New England Patriots
Tom Brady will be 37 on opening day; Bill Belichick turns 62 in a few months. How valuable is a 2016 first rounder to them? While the Patriots still have young talent, the window is closing shut on the Brady/Belichick/Vince Wilfork era. The Patriots offense took several steps back without Wes Welker and Aaron Hernandez (among others) in 2013, and signing Graham would provide an immediate fix. An offense built around versatile players like Shane Vereen, Graham, and Rob Gronkowski would ensure that the Patriots are Super Bowl contenders for the final days of the Brady era.
Cincinnati is in excellent cap shape, which would allow the team to fit Graham into their cap space pretty easily. The Bengals don’t have many options with Andy Dalton — he’s too good to replace, but not good enough to build the team around. The solution? Surround him with the best supporting cast in the league. Jermaine Gresham has been a disappointment, and is in the final year of his contract. Cincinnati showed a desire for a two-tight end offense when the team drafted Tyler Eifert in 2013, but that set would work much better with Graham instead of Gresham. Even Dalton can direct a top-five offense with A.J. Green, Graham, Eifert, Marvin Jones, Mohamed Sanu, Andrew Hawkins, and Giovani Bernard. After failing in the playoffs again, signing Graham might appeal as the type of bold move necessary to get out of first round purgatory. With a strong defense already in place, the addition of Graham would make Cincinnati second only to Denver for AFC favorite.
Green Bay Packers
The Packers have so many holes on defense that it’s hard to justify giving up two first round picks. But the Packers are in excellent cap shape and the temptation to pair Graham with Aaron Rodgers can’t be ignored.
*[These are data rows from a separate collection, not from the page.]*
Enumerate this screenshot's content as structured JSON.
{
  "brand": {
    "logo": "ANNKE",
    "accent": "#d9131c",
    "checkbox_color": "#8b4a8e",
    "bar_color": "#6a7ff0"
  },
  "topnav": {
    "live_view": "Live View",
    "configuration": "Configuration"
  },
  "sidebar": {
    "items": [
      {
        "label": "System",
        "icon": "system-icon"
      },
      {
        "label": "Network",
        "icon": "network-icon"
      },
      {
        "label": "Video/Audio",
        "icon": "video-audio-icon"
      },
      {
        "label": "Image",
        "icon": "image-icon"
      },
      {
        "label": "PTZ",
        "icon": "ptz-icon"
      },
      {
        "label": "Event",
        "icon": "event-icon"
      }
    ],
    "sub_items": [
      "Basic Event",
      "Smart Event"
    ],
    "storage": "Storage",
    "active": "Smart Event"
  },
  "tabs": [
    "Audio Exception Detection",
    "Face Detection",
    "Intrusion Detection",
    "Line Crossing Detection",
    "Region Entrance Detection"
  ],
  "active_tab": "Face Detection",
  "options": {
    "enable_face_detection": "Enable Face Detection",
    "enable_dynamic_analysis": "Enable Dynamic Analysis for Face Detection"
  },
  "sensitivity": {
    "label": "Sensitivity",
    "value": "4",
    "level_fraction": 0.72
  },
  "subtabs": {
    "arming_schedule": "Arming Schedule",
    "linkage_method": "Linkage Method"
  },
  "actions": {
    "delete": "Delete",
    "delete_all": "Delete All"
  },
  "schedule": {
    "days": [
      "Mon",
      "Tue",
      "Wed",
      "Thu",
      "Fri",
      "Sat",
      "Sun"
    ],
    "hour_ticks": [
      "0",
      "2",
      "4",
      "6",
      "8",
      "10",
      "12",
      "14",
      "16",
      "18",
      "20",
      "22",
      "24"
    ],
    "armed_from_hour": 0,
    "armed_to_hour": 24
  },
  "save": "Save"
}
With Jermichael Finley’s career in jeopardy, Graham would both fix that hole and make the Packers instant Super Bowl contenders. An offense with Rodgers, Graham, Eddie Lacy, Jordy Nelson, Randall Cobb, and James Jones would be fascinating to watch and rival the scorched-earth 2011 edition.
After making the playoffs in 2012, the Vikings were the worst team in the NFC North in 2013. But the gap between last and first place was just three games, and Rick Spielman might view signing Graham as the key to turning around the franchise and saving his job. Minnesota had three first round picks last year, so perhaps they’d be less afraid of giving up two future ones. The Vikings aren’t in a championship window on paper, but the team must do something to get the most out of Adrian Peterson’s final few years. The future Hall of Fame running back turns 29 this month, which leaves only a couple of years to get him on the same field with a talent like Cordarrelle Patterson. Joining them with Graham might be enough to give the Vikings an elite offense regardless of who the quarterback is, and the hope would be that Mike Zimmer could take care of the defense. Minnesota just cut John Carlson, and a two-tight end offense with Graham and Kyle Rudolph, complemented with Peterson, Patterson, and Greg Jennings would instantly revitalize the team.